**Problem requirements**.
Please repeat every entry exactly as given, apart from dropping the images.

(Data extracted from a collection)
+ + +

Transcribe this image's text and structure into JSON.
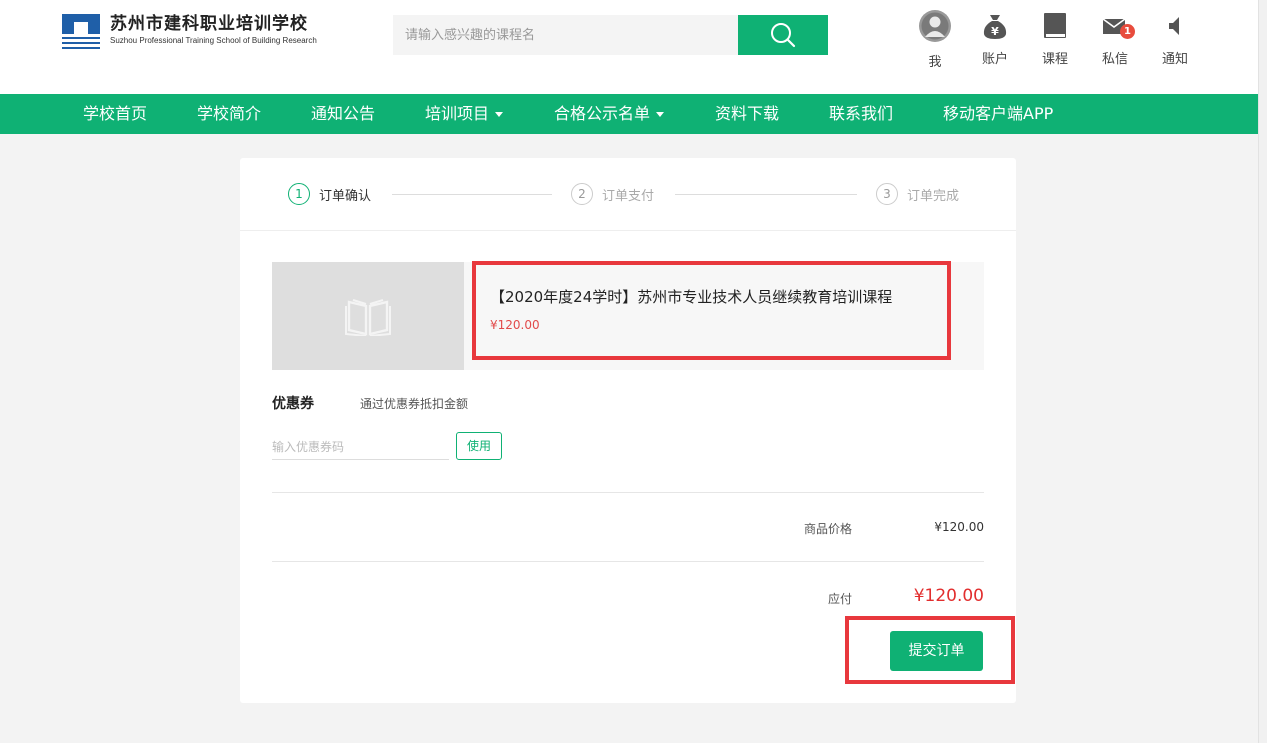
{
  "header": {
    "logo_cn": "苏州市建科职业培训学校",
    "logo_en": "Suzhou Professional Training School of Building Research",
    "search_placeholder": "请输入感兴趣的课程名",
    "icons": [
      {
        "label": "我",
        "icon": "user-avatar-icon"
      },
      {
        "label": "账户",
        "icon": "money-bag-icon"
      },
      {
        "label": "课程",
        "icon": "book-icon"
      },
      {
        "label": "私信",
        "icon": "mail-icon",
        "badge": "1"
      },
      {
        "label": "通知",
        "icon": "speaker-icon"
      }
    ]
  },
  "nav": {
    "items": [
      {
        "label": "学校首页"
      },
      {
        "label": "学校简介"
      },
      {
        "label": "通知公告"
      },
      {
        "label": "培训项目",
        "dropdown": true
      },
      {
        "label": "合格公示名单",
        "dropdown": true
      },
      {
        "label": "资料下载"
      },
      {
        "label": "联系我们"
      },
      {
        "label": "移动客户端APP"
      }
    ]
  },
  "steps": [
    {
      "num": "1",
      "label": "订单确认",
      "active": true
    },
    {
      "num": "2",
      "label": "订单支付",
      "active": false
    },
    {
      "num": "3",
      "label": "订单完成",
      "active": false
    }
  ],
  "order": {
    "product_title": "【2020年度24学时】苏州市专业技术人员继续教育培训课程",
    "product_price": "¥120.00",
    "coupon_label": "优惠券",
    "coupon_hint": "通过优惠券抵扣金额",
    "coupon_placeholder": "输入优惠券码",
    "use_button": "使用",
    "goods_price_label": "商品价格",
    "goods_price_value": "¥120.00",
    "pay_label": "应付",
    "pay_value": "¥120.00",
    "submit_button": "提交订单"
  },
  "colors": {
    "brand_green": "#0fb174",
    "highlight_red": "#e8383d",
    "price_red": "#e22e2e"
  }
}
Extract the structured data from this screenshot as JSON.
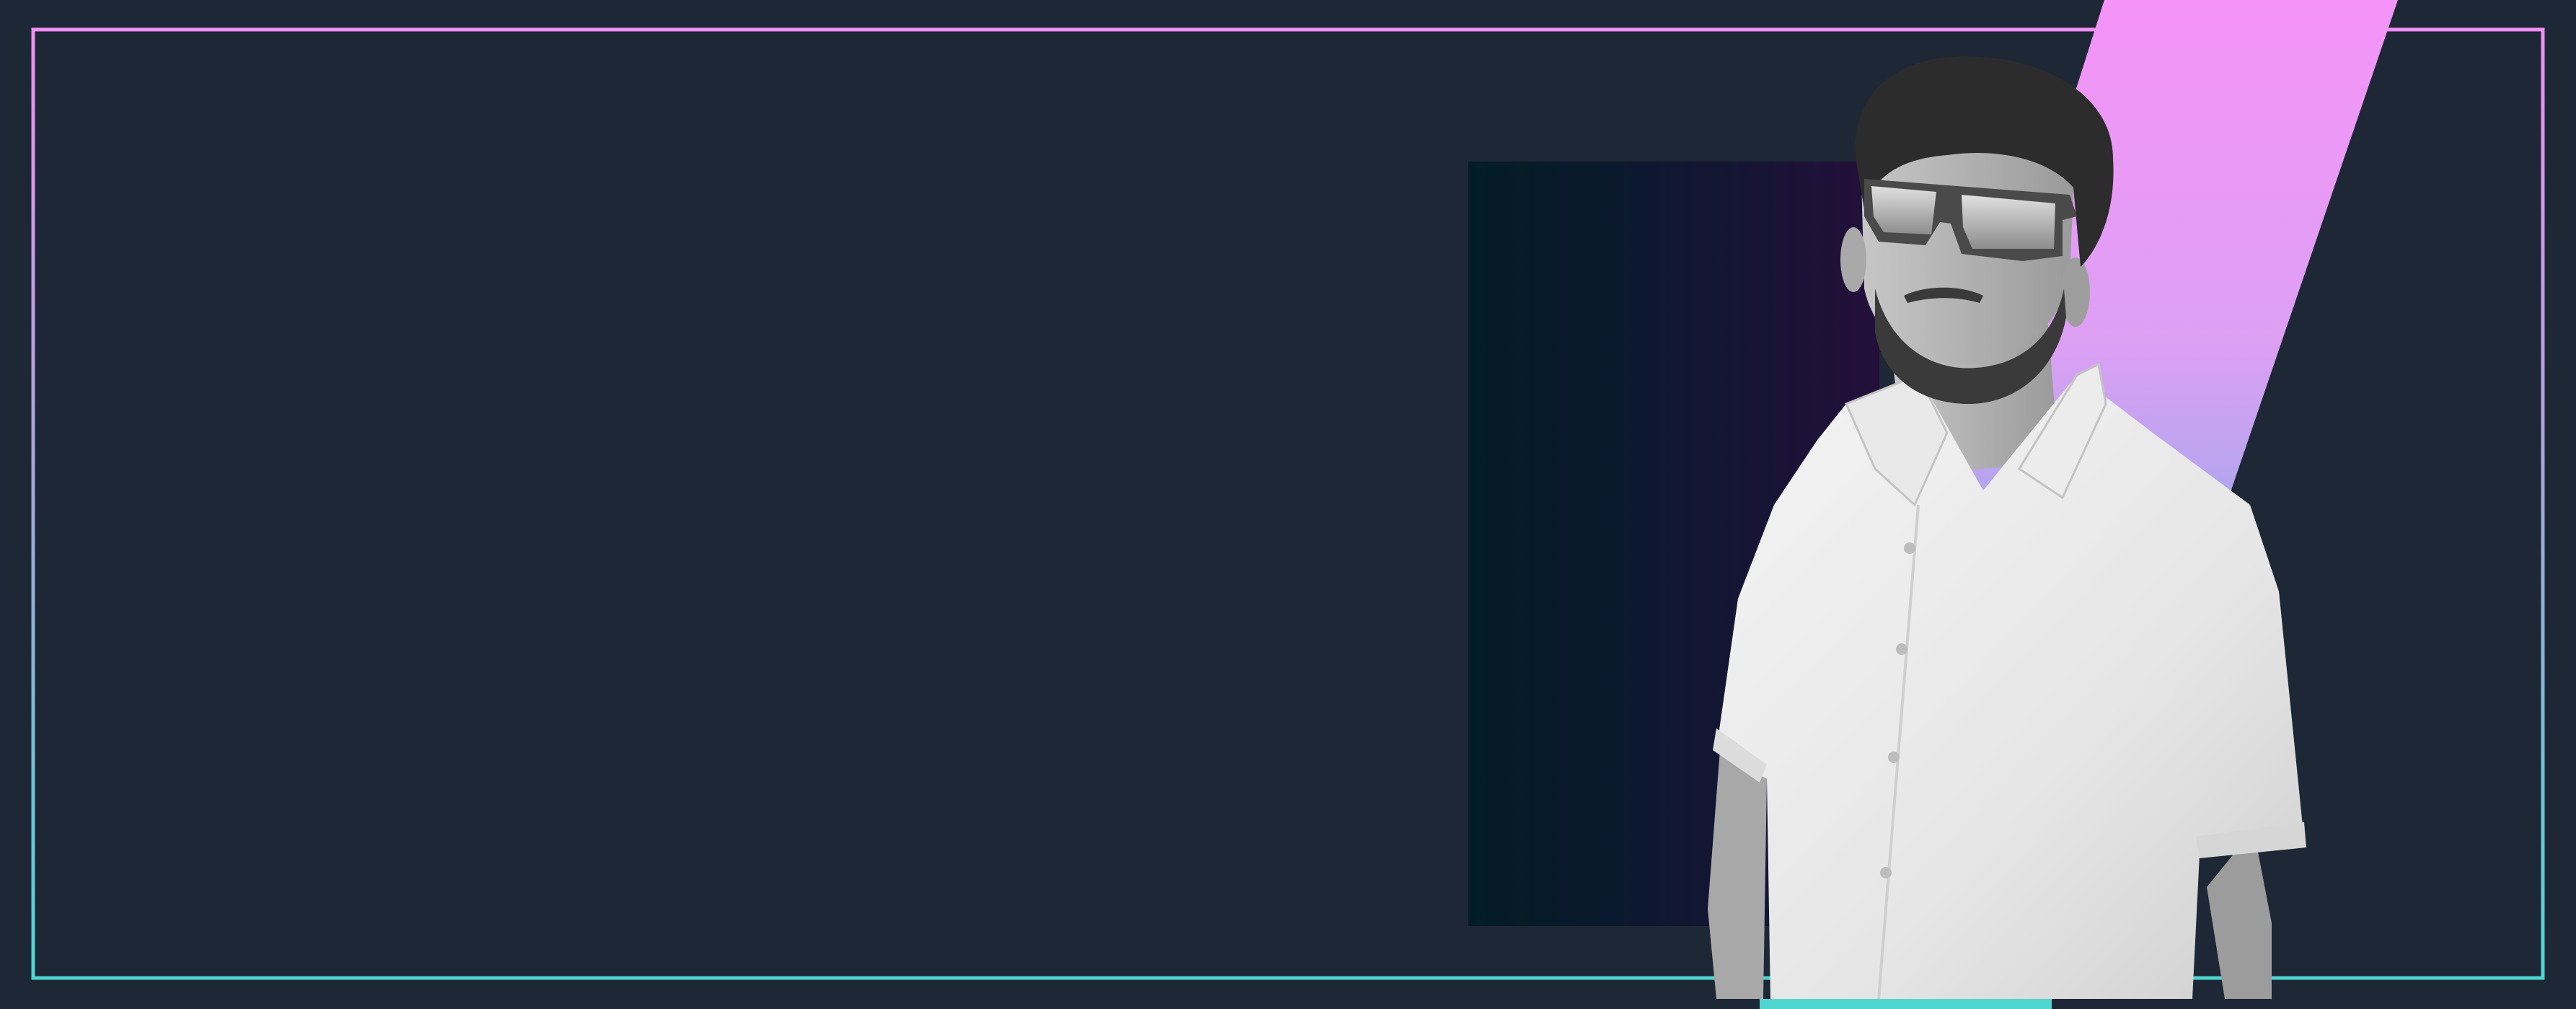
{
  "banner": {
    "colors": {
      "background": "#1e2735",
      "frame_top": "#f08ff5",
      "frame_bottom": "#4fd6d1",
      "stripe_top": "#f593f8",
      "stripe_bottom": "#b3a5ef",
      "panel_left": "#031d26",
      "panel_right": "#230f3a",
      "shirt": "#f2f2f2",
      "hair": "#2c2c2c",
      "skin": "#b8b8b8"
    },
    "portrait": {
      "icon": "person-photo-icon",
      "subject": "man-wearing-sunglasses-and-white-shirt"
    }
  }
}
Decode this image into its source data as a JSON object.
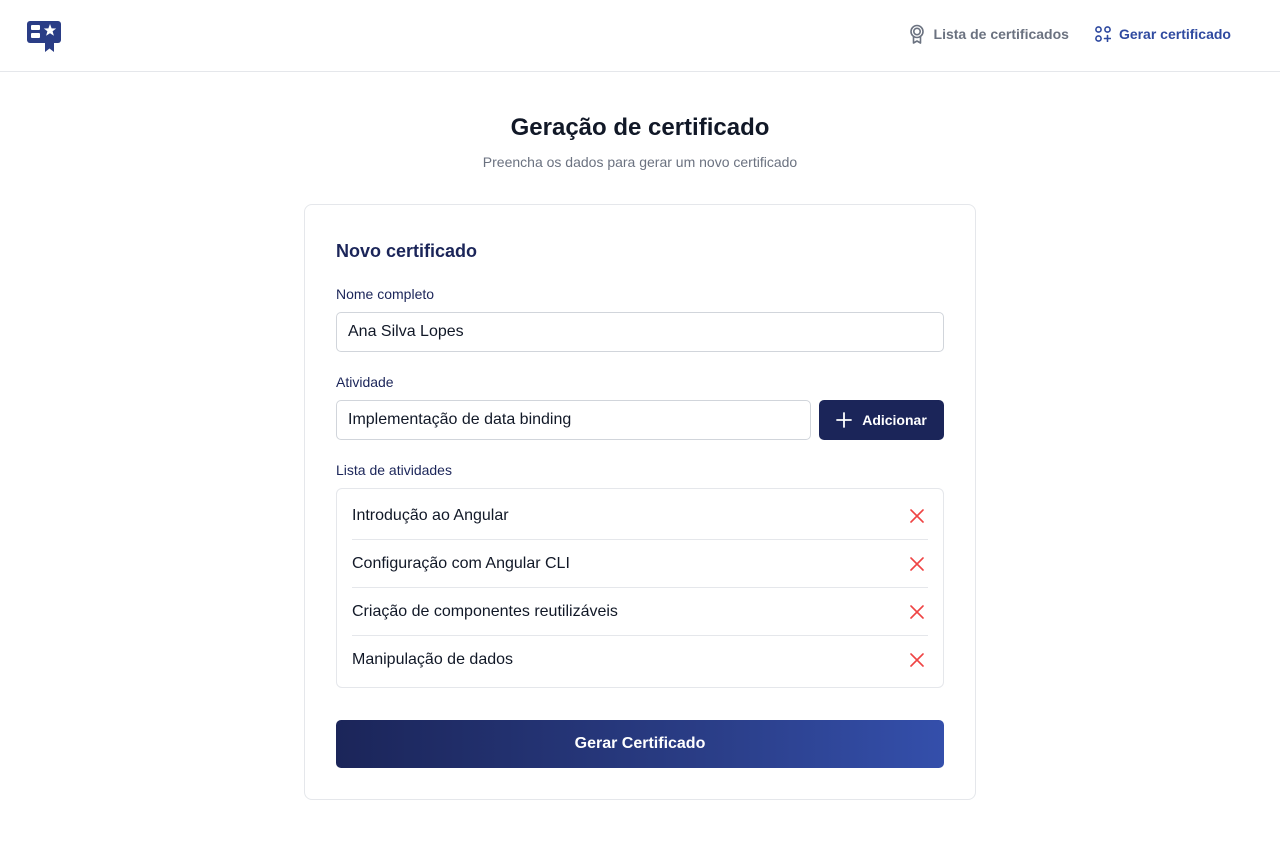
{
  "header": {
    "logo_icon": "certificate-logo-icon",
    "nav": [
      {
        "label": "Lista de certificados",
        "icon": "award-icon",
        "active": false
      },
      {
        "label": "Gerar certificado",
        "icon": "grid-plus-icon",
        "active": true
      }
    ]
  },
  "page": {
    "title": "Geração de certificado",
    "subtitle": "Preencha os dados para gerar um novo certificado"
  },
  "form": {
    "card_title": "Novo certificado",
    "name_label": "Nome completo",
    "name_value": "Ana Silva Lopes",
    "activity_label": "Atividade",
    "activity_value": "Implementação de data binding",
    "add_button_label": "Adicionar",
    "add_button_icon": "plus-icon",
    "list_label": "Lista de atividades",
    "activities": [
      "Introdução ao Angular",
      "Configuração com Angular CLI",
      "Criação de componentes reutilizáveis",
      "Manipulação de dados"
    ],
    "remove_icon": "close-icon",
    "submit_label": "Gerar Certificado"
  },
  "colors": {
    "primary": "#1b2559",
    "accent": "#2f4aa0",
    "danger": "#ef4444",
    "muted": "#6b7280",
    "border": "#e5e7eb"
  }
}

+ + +

**Solution for this task**.
Transcribe this image's text and structure into JSON.
{
  "header": {
    "logo_cn": "苏州市建科职业培训学校",
    "logo_en": "Suzhou Professional Training School of Building Research",
    "search_placeholder": "请输入感兴趣的课程名",
    "icons": [
      {
        "label": "我",
        "icon": "user-avatar-icon"
      },
      {
        "label": "账户",
        "icon": "money-bag-icon"
      },
      {
        "label": "课程",
        "icon": "book-icon"
      },
      {
        "label": "私信",
        "icon": "mail-icon",
        "badge": "1"
      },
      {
        "label": "通知",
        "icon": "speaker-icon"
      }
    ]
  },
  "nav": {
    "items": [
      {
        "label": "学校首页"
      },
      {
        "label": "学校简介"
      },
      {
        "label": "通知公告"
      },
      {
        "label": "培训项目",
        "dropdown": true
      },
      {
        "label": "合格公示名单",
        "dropdown": true
      },
      {
        "label": "资料下载"
      },
      {
        "label": "联系我们"
      },
      {
        "label": "移动客户端APP"
      }
    ]
  },
  "steps": [
    {
      "num": "1",
      "label": "订单确认",
      "active": true
    },
    {
      "num": "2",
      "label": "订单支付",
      "active": false
    },
    {
      "num": "3",
      "label": "订单完成",
      "active": false
    }
  ],
  "order": {
    "product_title": "【2020年度24学时】苏州市专业技术人员继续教育培训课程",
    "product_price": "¥120.00",
    "coupon_label": "优惠券",
    "coupon_hint": "通过优惠券抵扣金额",
    "coupon_placeholder": "输入优惠券码",
    "use_button": "使用",
    "goods_price_label": "商品价格",
    "goods_price_value": "¥120.00",
    "pay_label": "应付",
    "pay_value": "¥120.00",
    "submit_button": "提交订单"
  },
  "colors": {
    "brand_green": "#0fb174",
    "highlight_red": "#e8383d",
    "price_red": "#e22e2e"
  }
}
Extract the structured data from this screenshot as JSON.
{
  "banner": {
    "colors": {
      "background": "#1e2735",
      "frame_top": "#f08ff5",
      "frame_bottom": "#4fd6d1",
      "stripe_top": "#f593f8",
      "stripe_bottom": "#b3a5ef",
      "panel_left": "#031d26",
      "panel_right": "#230f3a",
      "shirt": "#f2f2f2",
      "hair": "#2c2c2c",
      "skin": "#b8b8b8"
    },
    "portrait": {
      "icon": "person-photo-icon",
      "subject": "man-wearing-sunglasses-and-white-shirt"
    }
  }
}
Decode this image into its source data as a JSON object.
{
  "header": {
    "logo_icon": "certificate-logo-icon",
    "nav": [
      {
        "label": "Lista de certificados",
        "icon": "award-icon",
        "active": false
      },
      {
        "label": "Gerar certificado",
        "icon": "grid-plus-icon",
        "active": true
      }
    ]
  },
  "page": {
    "title": "Geração de certificado",
    "subtitle": "Preencha os dados para gerar um novo certificado"
  },
  "form": {
    "card_title": "Novo certificado",
    "name_label": "Nome completo",
    "name_value": "Ana Silva Lopes",
    "activity_label": "Atividade",
    "activity_value": "Implementação de data binding",
    "add_button_label": "Adicionar",
    "add_button_icon": "plus-icon",
    "list_label": "Lista de atividades",
    "activities": [
      "Introdução ao Angular",
      "Configuração com Angular CLI",
      "Criação de componentes reutilizáveis",
      "Manipulação de dados"
    ],
    "remove_icon": "close-icon",
    "submit_label": "Gerar Certificado"
  },
  "colors": {
    "primary": "#1b2559",
    "accent": "#2f4aa0",
    "danger": "#ef4444",
    "muted": "#6b7280",
    "border": "#e5e7eb"
  }
}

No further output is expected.